Activity
Return all of the entries below, word for word. Omit each picture.

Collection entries
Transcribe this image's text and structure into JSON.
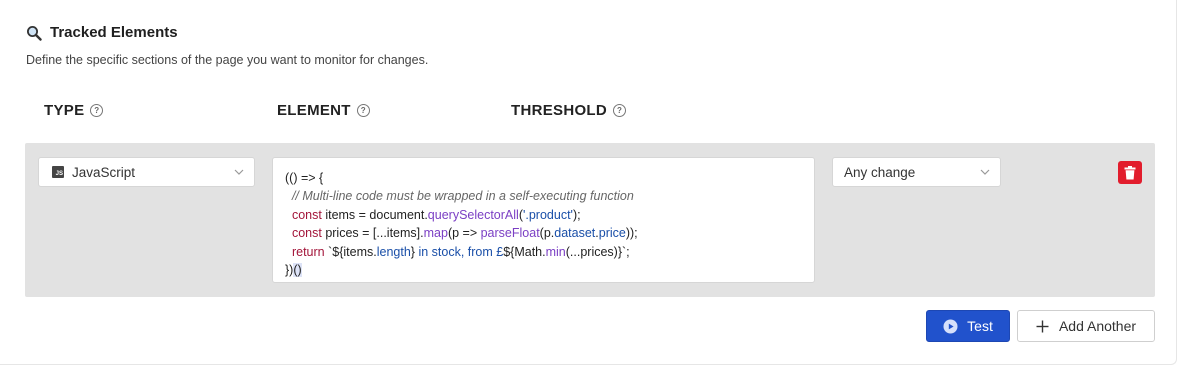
{
  "header": {
    "title": "Tracked Elements",
    "description": "Define the specific sections of the page you want to monitor for changes."
  },
  "columns": {
    "type": "TYPE",
    "element": "ELEMENT",
    "threshold": "THRESHOLD",
    "help_glyph": "?"
  },
  "row": {
    "type_value": "JavaScript",
    "type_badge": "JS",
    "threshold_value": "Any change"
  },
  "actions": {
    "test_label": "Test",
    "add_label": "Add Another"
  },
  "colors": {
    "primary": "#2152cc",
    "danger": "#e21d2d",
    "row_background": "#e2e2e2"
  },
  "icons": [
    "magnifier-icon",
    "help-icon",
    "js-file-icon",
    "chevron-down-icon",
    "trash-icon",
    "play-circle-icon",
    "plus-icon"
  ]
}
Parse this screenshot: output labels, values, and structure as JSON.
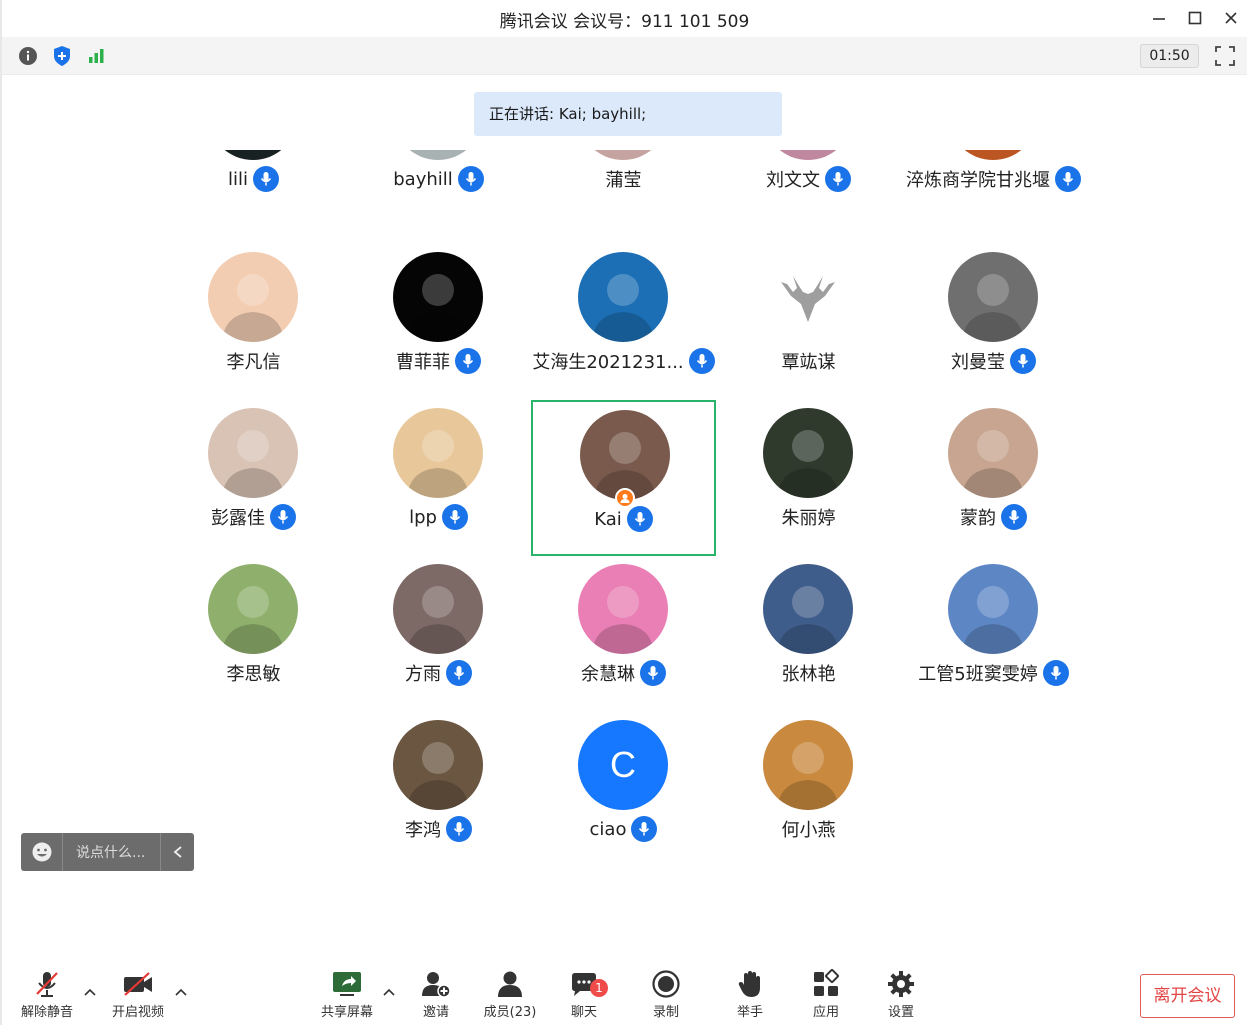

Solution to this exercise
Transcribe this image's text and structure into JSON.
{
  "header": {
    "title": "Tracked Elements",
    "description": "Define the specific sections of the page you want to monitor for changes."
  },
  "columns": {
    "type": "TYPE",
    "element": "ELEMENT",
    "threshold": "THRESHOLD",
    "help_glyph": "?"
  },
  "row": {
    "type_value": "JavaScript",
    "type_badge": "JS",
    "threshold_value": "Any change"
  },
  "actions": {
    "test_label": "Test",
    "add_label": "Add Another"
  },
  "colors": {
    "primary": "#2152cc",
    "danger": "#e21d2d",
    "row_background": "#e2e2e2"
  },
  "icons": [
    "magnifier-icon",
    "help-icon",
    "js-file-icon",
    "chevron-down-icon",
    "trash-icon",
    "play-circle-icon",
    "plus-icon"
  ]
}
Parse this screenshot: output labels, values, and structure as JSON.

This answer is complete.